Dataset rows for apps and sites
——
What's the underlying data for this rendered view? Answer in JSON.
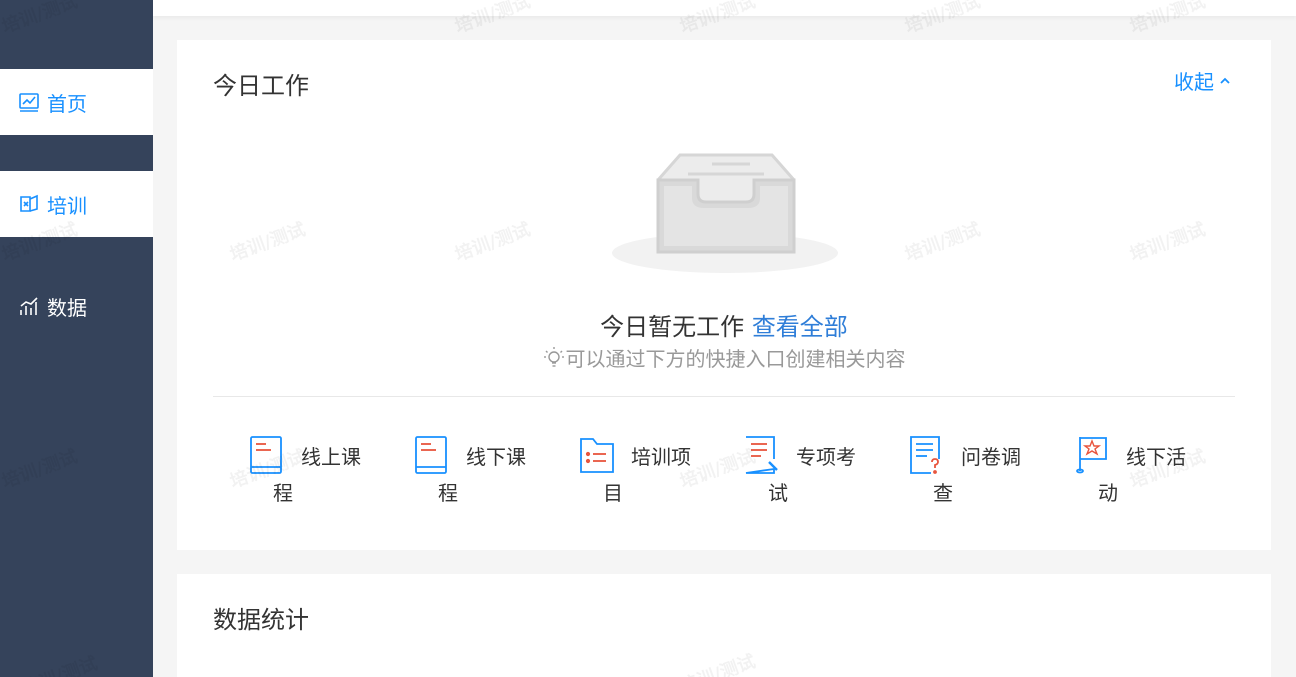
{
  "sidebar": {
    "items": [
      {
        "label": "首页",
        "icon": "dashboard-chart-icon",
        "active": true
      },
      {
        "label": "培训",
        "icon": "training-book-icon",
        "active": true
      },
      {
        "label": "数据",
        "icon": "bar-chart-icon",
        "active": false
      }
    ]
  },
  "work_card": {
    "title": "今日工作",
    "collapse_label": "收起",
    "empty_text": "今日暂无工作",
    "view_all_label": "查看全部",
    "hint_text": "可以通过下方的快捷入口创建相关内容",
    "shortcuts": [
      {
        "label": "线上课程",
        "icon": "online-course-icon"
      },
      {
        "label": "线下课程",
        "icon": "offline-course-icon"
      },
      {
        "label": "培训项目",
        "icon": "training-project-folder-icon"
      },
      {
        "label": "专项考试",
        "icon": "exam-paper-icon"
      },
      {
        "label": "问卷调查",
        "icon": "survey-question-icon"
      },
      {
        "label": "线下活动",
        "icon": "activity-flag-icon"
      }
    ]
  },
  "stats_card": {
    "title": "数据统计"
  },
  "watermark_text": "培训/测试",
  "colors": {
    "sidebar_bg": "#35435b",
    "accent": "#1890ff",
    "link": "#2f7ed8",
    "icon_red": "#e8553e"
  }
}
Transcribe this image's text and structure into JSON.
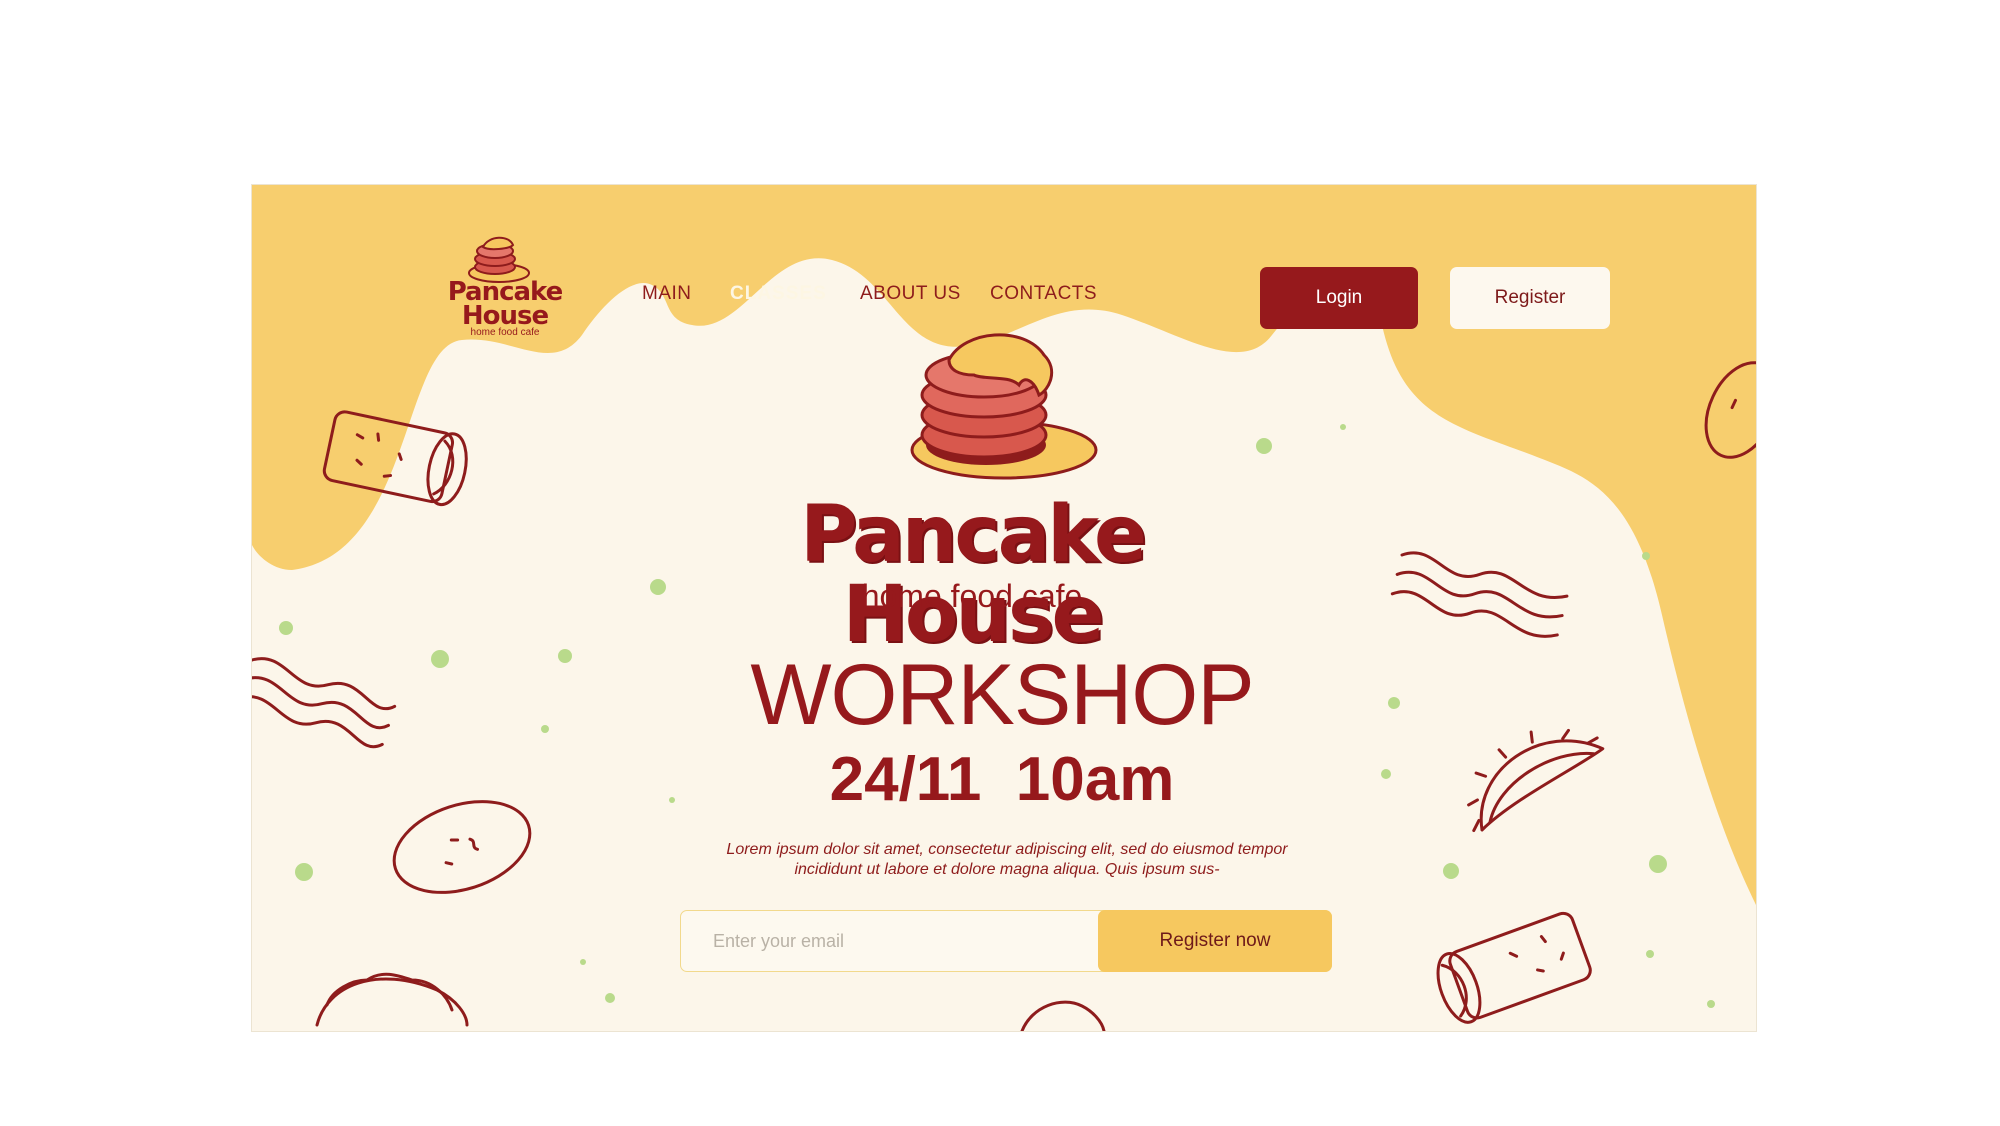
{
  "colors": {
    "brand_red": "#96191c",
    "accent_yellow": "#f6c85f",
    "cream": "#fcf6ea",
    "dot_green": "#b8d98a"
  },
  "header": {
    "logo": {
      "name": "Pancake House",
      "tagline": "home food cafe",
      "icon": "pancake-stack-icon"
    },
    "nav": [
      {
        "label": "MAIN",
        "active": false
      },
      {
        "label": "CLASSES",
        "active": true
      },
      {
        "label": "ABOUT US",
        "active": false
      },
      {
        "label": "CONTACTS",
        "active": false
      }
    ],
    "login_label": "Login",
    "register_label": "Register"
  },
  "hero": {
    "logo": {
      "name": "Pancake House",
      "tagline": "home food cafe",
      "icon": "pancake-stack-icon"
    },
    "title": "WORKSHOP",
    "datetime": "24/11  10am",
    "description": "Lorem ipsum dolor sit amet, consectetur adipiscing elit, sed do eiusmod tempor incididunt ut labore et dolore magna aliqua. Quis ipsum sus-",
    "email_placeholder": "Enter your email",
    "cta_label": "Register now"
  },
  "decorations": [
    "burrito-icon",
    "bacon-icon",
    "tortilla-icon",
    "dumpling-icon",
    "taco-icon"
  ]
}
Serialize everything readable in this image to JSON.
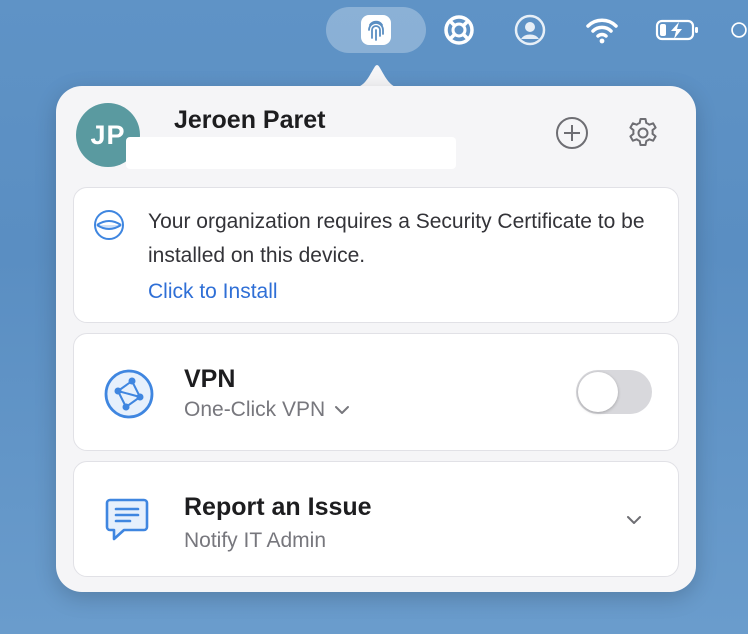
{
  "menubar": {
    "icons": [
      "fingerprint-icon",
      "lifebuoy-icon",
      "user-circle-icon",
      "wifi-icon",
      "battery-charging-icon",
      "clock-icon"
    ]
  },
  "user": {
    "initials": "JP",
    "name": "Jeroen Paret"
  },
  "header": {
    "add_icon": "plus-circle-icon",
    "settings_icon": "gear-icon"
  },
  "certificate": {
    "message": "Your organization requires a Security Certificate to be installed on this device.",
    "link": "Click to Install"
  },
  "vpn": {
    "title": "VPN",
    "mode": "One-Click VPN",
    "enabled": false
  },
  "report": {
    "title": "Report an Issue",
    "subtitle": "Notify IT Admin"
  },
  "colors": {
    "accent": "#2f6fd6",
    "icon_blue": "#3f86e0",
    "avatar": "#5a9aa0",
    "toggle_off": "#d8d8dc"
  }
}
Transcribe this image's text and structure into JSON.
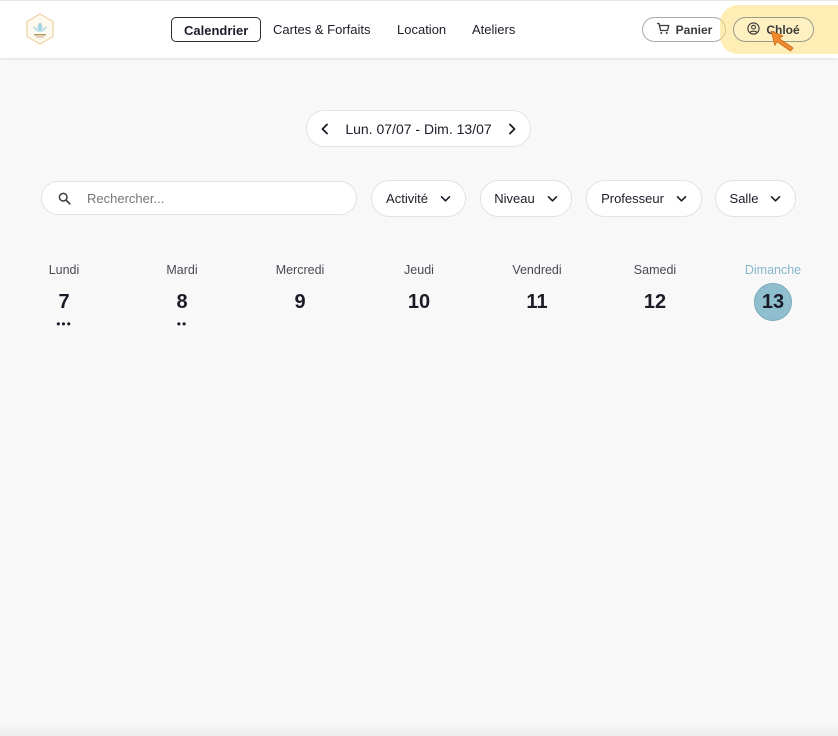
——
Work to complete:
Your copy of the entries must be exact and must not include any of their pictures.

Problem solution:
What's the underlying data for this rendered view? Answer in JSON.
{
  "sidebar": {
    "items": [
      {
        "label": "首页",
        "icon": "dashboard-chart-icon",
        "active": true
      },
      {
        "label": "培训",
        "icon": "training-book-icon",
        "active": true
      },
      {
        "label": "数据",
        "icon": "bar-chart-icon",
        "active": false
      }
    ]
  },
  "work_card": {
    "title": "今日工作",
    "collapse_label": "收起",
    "empty_text": "今日暂无工作",
    "view_all_label": "查看全部",
    "hint_text": "可以通过下方的快捷入口创建相关内容",
    "shortcuts": [
      {
        "label": "线上课程",
        "icon": "online-course-icon"
      },
      {
        "label": "线下课程",
        "icon": "offline-course-icon"
      },
      {
        "label": "培训项目",
        "icon": "training-project-folder-icon"
      },
      {
        "label": "专项考试",
        "icon": "exam-paper-icon"
      },
      {
        "label": "问卷调查",
        "icon": "survey-question-icon"
      },
      {
        "label": "线下活动",
        "icon": "activity-flag-icon"
      }
    ]
  },
  "stats_card": {
    "title": "数据统计"
  },
  "watermark_text": "培训/测试",
  "colors": {
    "sidebar_bg": "#35435b",
    "accent": "#1890ff",
    "link": "#2f7ed8",
    "icon_red": "#e8553e"
  }
}
Transcribe this image's text and structure into JSON.
{
  "colors": {
    "brand_red": "#96191c",
    "accent_yellow": "#f6c85f",
    "cream": "#fcf6ea",
    "dot_green": "#b8d98a"
  },
  "header": {
    "logo": {
      "name": "Pancake House",
      "tagline": "home food cafe",
      "icon": "pancake-stack-icon"
    },
    "nav": [
      {
        "label": "MAIN",
        "active": false
      },
      {
        "label": "CLASSES",
        "active": true
      },
      {
        "label": "ABOUT US",
        "active": false
      },
      {
        "label": "CONTACTS",
        "active": false
      }
    ],
    "login_label": "Login",
    "register_label": "Register"
  },
  "hero": {
    "logo": {
      "name": "Pancake House",
      "tagline": "home food cafe",
      "icon": "pancake-stack-icon"
    },
    "title": "WORKSHOP",
    "datetime": "24/11  10am",
    "description": "Lorem ipsum dolor sit amet, consectetur adipiscing elit, sed do eiusmod tempor incididunt ut labore et dolore magna aliqua. Quis ipsum sus-",
    "email_placeholder": "Enter your email",
    "cta_label": "Register now"
  },
  "decorations": [
    "burrito-icon",
    "bacon-icon",
    "tortilla-icon",
    "dumpling-icon",
    "taco-icon"
  ]
}
Serialize everything readable in this image to JSON.
{
  "menubar": {
    "icons": [
      "fingerprint-icon",
      "lifebuoy-icon",
      "user-circle-icon",
      "wifi-icon",
      "battery-charging-icon",
      "clock-icon"
    ]
  },
  "user": {
    "initials": "JP",
    "name": "Jeroen Paret"
  },
  "header": {
    "add_icon": "plus-circle-icon",
    "settings_icon": "gear-icon"
  },
  "certificate": {
    "message": "Your organization requires a Security Certificate to be installed on this device.",
    "link": "Click to Install"
  },
  "vpn": {
    "title": "VPN",
    "mode": "One-Click VPN",
    "enabled": false
  },
  "report": {
    "title": "Report an Issue",
    "subtitle": "Notify IT Admin"
  },
  "colors": {
    "accent": "#2f6fd6",
    "icon_blue": "#3f86e0",
    "avatar": "#5a9aa0",
    "toggle_off": "#d8d8dc"
  }
}
Transcribe this image's text and structure into JSON.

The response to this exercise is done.